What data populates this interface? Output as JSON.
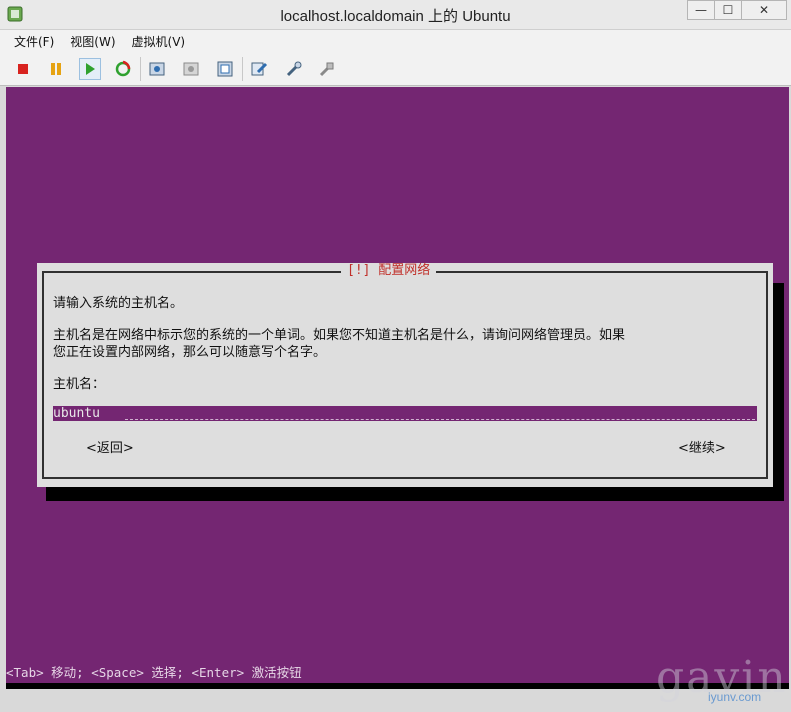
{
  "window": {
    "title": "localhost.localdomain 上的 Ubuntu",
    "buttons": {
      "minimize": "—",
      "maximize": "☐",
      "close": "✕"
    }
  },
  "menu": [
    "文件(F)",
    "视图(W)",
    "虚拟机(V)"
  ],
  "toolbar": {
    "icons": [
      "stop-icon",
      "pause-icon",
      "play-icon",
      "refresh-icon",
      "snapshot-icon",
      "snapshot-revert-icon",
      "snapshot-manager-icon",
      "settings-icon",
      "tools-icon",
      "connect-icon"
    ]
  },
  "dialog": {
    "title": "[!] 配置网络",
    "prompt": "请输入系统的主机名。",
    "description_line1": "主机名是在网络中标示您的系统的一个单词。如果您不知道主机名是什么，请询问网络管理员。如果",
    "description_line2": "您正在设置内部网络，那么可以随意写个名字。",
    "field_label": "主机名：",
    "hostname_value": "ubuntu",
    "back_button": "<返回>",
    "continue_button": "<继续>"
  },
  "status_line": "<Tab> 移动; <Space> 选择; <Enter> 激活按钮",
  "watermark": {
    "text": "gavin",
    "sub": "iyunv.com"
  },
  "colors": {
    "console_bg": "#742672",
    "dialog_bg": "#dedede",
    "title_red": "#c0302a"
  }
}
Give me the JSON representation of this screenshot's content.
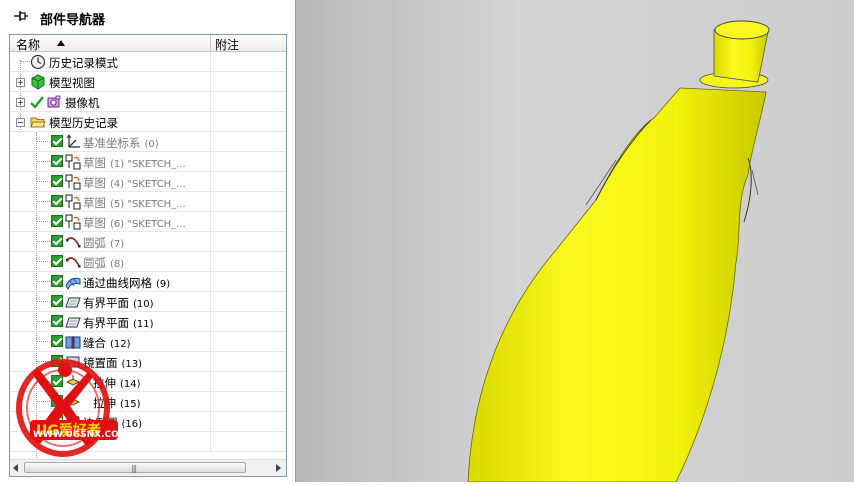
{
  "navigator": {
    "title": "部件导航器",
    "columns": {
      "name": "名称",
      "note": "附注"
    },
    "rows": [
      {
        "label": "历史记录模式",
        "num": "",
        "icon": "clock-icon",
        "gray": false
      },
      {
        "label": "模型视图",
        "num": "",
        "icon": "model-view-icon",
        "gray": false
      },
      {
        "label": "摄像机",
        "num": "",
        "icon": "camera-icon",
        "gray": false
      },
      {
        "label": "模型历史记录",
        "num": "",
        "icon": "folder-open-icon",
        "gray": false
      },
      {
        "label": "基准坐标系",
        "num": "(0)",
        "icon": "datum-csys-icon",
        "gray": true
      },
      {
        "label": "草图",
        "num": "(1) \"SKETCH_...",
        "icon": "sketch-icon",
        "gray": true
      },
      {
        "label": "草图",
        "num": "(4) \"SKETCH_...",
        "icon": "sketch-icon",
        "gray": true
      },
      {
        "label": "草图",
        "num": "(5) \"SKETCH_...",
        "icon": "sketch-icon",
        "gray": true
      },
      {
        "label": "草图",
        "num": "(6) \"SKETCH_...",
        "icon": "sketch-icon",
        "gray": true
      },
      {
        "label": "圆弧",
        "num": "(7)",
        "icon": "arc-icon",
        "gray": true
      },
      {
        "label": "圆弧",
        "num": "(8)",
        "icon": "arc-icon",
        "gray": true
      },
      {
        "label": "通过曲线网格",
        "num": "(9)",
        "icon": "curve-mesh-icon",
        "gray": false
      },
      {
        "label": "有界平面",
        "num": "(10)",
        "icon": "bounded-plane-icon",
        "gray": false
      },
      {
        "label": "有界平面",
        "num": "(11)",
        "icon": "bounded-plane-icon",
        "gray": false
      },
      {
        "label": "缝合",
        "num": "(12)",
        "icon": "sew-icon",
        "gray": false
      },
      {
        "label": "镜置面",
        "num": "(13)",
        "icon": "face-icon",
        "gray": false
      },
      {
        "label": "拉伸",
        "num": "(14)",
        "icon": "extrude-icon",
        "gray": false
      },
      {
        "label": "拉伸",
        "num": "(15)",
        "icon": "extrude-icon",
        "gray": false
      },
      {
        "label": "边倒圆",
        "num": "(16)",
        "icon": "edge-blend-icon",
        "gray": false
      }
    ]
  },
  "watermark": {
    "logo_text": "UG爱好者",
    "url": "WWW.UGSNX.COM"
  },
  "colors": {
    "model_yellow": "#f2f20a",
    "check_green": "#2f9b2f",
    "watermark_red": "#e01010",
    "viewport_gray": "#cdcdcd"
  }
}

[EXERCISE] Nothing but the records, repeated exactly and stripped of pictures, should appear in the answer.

[RESULT FOR THIS EXERCISE]
What data populates this interface? Output as JSON.
{
  "window": {
    "title": "localhost.localdomain 上的 Ubuntu",
    "buttons": {
      "minimize": "—",
      "maximize": "☐",
      "close": "✕"
    }
  },
  "menu": [
    "文件(F)",
    "视图(W)",
    "虚拟机(V)"
  ],
  "toolbar": {
    "icons": [
      "stop-icon",
      "pause-icon",
      "play-icon",
      "refresh-icon",
      "snapshot-icon",
      "snapshot-revert-icon",
      "snapshot-manager-icon",
      "settings-icon",
      "tools-icon",
      "connect-icon"
    ]
  },
  "dialog": {
    "title": "[!] 配置网络",
    "prompt": "请输入系统的主机名。",
    "description_line1": "主机名是在网络中标示您的系统的一个单词。如果您不知道主机名是什么，请询问网络管理员。如果",
    "description_line2": "您正在设置内部网络，那么可以随意写个名字。",
    "field_label": "主机名：",
    "hostname_value": "ubuntu",
    "back_button": "<返回>",
    "continue_button": "<继续>"
  },
  "status_line": "<Tab> 移动; <Space> 选择; <Enter> 激活按钮",
  "watermark": {
    "text": "gavin",
    "sub": "iyunv.com"
  },
  "colors": {
    "console_bg": "#742672",
    "dialog_bg": "#dedede",
    "title_red": "#c0302a"
  }
}
Give me the JSON representation of this screenshot's content.
{
  "navigator": {
    "title": "部件导航器",
    "columns": {
      "name": "名称",
      "note": "附注"
    },
    "rows": [
      {
        "label": "历史记录模式",
        "num": "",
        "icon": "clock-icon",
        "gray": false
      },
      {
        "label": "模型视图",
        "num": "",
        "icon": "model-view-icon",
        "gray": false
      },
      {
        "label": "摄像机",
        "num": "",
        "icon": "camera-icon",
        "gray": false
      },
      {
        "label": "模型历史记录",
        "num": "",
        "icon": "folder-open-icon",
        "gray": false
      },
      {
        "label": "基准坐标系",
        "num": "(0)",
        "icon": "datum-csys-icon",
        "gray": true
      },
      {
        "label": "草图",
        "num": "(1) \"SKETCH_...",
        "icon": "sketch-icon",
        "gray": true
      },
      {
        "label": "草图",
        "num": "(4) \"SKETCH_...",
        "icon": "sketch-icon",
        "gray": true
      },
      {
        "label": "草图",
        "num": "(5) \"SKETCH_...",
        "icon": "sketch-icon",
        "gray": true
      },
      {
        "label": "草图",
        "num": "(6) \"SKETCH_...",
        "icon": "sketch-icon",
        "gray": true
      },
      {
        "label": "圆弧",
        "num": "(7)",
        "icon": "arc-icon",
        "gray": true
      },
      {
        "label": "圆弧",
        "num": "(8)",
        "icon": "arc-icon",
        "gray": true
      },
      {
        "label": "通过曲线网格",
        "num": "(9)",
        "icon": "curve-mesh-icon",
        "gray": false
      },
      {
        "label": "有界平面",
        "num": "(10)",
        "icon": "bounded-plane-icon",
        "gray": false
      },
      {
        "label": "有界平面",
        "num": "(11)",
        "icon": "bounded-plane-icon",
        "gray": false
      },
      {
        "label": "缝合",
        "num": "(12)",
        "icon": "sew-icon",
        "gray": false
      },
      {
        "label": "镜置面",
        "num": "(13)",
        "icon": "face-icon",
        "gray": false
      },
      {
        "label": "拉伸",
        "num": "(14)",
        "icon": "extrude-icon",
        "gray": false
      },
      {
        "label": "拉伸",
        "num": "(15)",
        "icon": "extrude-icon",
        "gray": false
      },
      {
        "label": "边倒圆",
        "num": "(16)",
        "icon": "edge-blend-icon",
        "gray": false
      }
    ]
  },
  "watermark": {
    "logo_text": "UG爱好者",
    "url": "WWW.UGSNX.COM"
  },
  "colors": {
    "model_yellow": "#f2f20a",
    "check_green": "#2f9b2f",
    "watermark_red": "#e01010",
    "viewport_gray": "#cdcdcd"
  }
}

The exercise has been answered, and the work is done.